Wednesday 08 Apr 2020 | 17:28 | SYDNEY
Wednesday 08 Apr 2020 | 17:28 | SYDNEY

Reader riposte: ASEAN sets the agenda


Graeme Dobell

10 June 2009 16:23

Kevin Rudd has found out that you might not be able to do much with ASEAN, but you can do even less without it.

ASEAN realities have reshaped the Rudd bid for a broader and strong Asia Pacific organisation. That was the pivot for my column written immediately after Rudd’s Shangri La speech. The Prime Minister got out a diplomatic trowel and put on several layers of love, extolling the wonders of ASEAN.

Professor Carl Thayer kindly offered this comment on the ASEAN role:

I have just read your analysis of Rudd and his Asia Pacific community proposal. My take is that the PM’s APC/APc proposal was open ended...If the PM has moved on, why host a one and a half track conference later? And if the APC is dead what happens if the US does join the East Asia Summit? Rizal Sukma had also advocated moving beyond ASEAN, suggesting – in my words – a kind of G6 or G8 grouping for the Asia Pacific.

ASEAN is hardly in a position to do anything really positive in addressing the overlap between security and economic issues without bringing on board the major powers. But if ASEAN ‘takes the lead’ it is likely nothing will be accomplished. That leaves the option of the major powers taking the initiative. Some have argued for a G2; that would undercut ASEAN. Is there room for middle power diplomacy? My take is that the East Asia Summit plus the US (and Russia) could become the leading body since it brings together heads of government and state. Progress would be slow and evolutionary.

Consider what has been taken on board and what has been tossed overboard, one year after Rudd launched his Asia Pacific quest. Carl alludes to the fact that Rudd used the Shangri La speech to downgrade from a large ’C’ Community to a small ‘c’ community.

Strange how Australia seems to come to grief on 'Community'. Canberra hit the same obstacle 20 years ago in the creation of APEC. The C in APEC was to have stood for Community. But Asia, not least ASEAN, would not play. Instead, APEC stands rather inelegantly for Asia Pacific Economic Cooperation. As Gareth Evans observed, APEC is four adjectives in search of a noun.

Canberra has just been given the same lesson it received in 1989. Asia is certainly in search of community. But when it reaches Community, Asia (and the ASEANs) will determine timetable and naming rights.

Another thing tossed over board at Shangri La was in Rudd’s statement of the obvious: ‘There is not appetite for additional institutions.’ Whatever new regional architecture is created, it will draw on the existing bodies, such as they are: the East Asia Summit, the ASEAN Regional Forum and APEC. As the Prime Minister noted in Singapore: ‘No one wants more meetings.’ If there is to be progress, it will be aligning or even joining together these existing structures.

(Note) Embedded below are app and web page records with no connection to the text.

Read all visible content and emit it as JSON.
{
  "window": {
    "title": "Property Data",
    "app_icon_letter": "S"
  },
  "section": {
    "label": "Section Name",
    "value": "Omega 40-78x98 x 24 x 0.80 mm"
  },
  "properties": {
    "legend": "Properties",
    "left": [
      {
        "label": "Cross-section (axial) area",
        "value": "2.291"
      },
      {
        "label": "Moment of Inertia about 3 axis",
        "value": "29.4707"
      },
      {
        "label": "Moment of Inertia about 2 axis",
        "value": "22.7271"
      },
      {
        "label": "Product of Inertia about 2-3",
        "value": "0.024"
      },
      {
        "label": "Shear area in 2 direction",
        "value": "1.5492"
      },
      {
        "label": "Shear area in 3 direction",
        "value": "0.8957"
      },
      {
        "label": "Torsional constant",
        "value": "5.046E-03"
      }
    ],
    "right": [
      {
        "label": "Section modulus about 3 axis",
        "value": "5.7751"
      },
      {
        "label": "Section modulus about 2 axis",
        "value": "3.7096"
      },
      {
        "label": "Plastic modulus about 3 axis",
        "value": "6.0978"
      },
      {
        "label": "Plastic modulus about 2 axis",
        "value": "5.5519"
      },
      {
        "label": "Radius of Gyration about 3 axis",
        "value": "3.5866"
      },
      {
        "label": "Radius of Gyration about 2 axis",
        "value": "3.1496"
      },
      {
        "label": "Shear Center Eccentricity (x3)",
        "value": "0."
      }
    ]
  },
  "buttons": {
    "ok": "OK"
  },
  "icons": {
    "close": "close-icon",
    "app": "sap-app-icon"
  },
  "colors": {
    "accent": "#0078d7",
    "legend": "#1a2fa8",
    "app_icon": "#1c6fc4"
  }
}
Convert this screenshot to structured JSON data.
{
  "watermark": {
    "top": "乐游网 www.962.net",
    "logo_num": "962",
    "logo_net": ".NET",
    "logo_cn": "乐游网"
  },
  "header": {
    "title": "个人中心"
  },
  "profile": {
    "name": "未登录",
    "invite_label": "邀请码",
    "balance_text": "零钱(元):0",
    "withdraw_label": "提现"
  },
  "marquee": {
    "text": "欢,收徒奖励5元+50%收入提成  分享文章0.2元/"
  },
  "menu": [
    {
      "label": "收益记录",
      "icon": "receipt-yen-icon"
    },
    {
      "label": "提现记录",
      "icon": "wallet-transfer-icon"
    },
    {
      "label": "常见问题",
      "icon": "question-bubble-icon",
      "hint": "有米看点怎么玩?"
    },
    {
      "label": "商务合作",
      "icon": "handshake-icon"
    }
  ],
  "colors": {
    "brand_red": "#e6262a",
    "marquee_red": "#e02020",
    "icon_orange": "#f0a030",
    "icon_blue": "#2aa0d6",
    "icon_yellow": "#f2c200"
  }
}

Australia now has four meetings this year where it can conduct Rudd’s ’focused discussion’ on the ’idea of an Asia Pacific community’. The chance for focus will happen at the ASEAN Regional Forum hosted by the ASEAN Foreign Ministers, at the East Asia Summit run by the ASEAN leaders, at the APEC summit hosted this year by an ASEAN member, and finally at the one-and-a-half track conference hosted by Australia (attendees to be announced).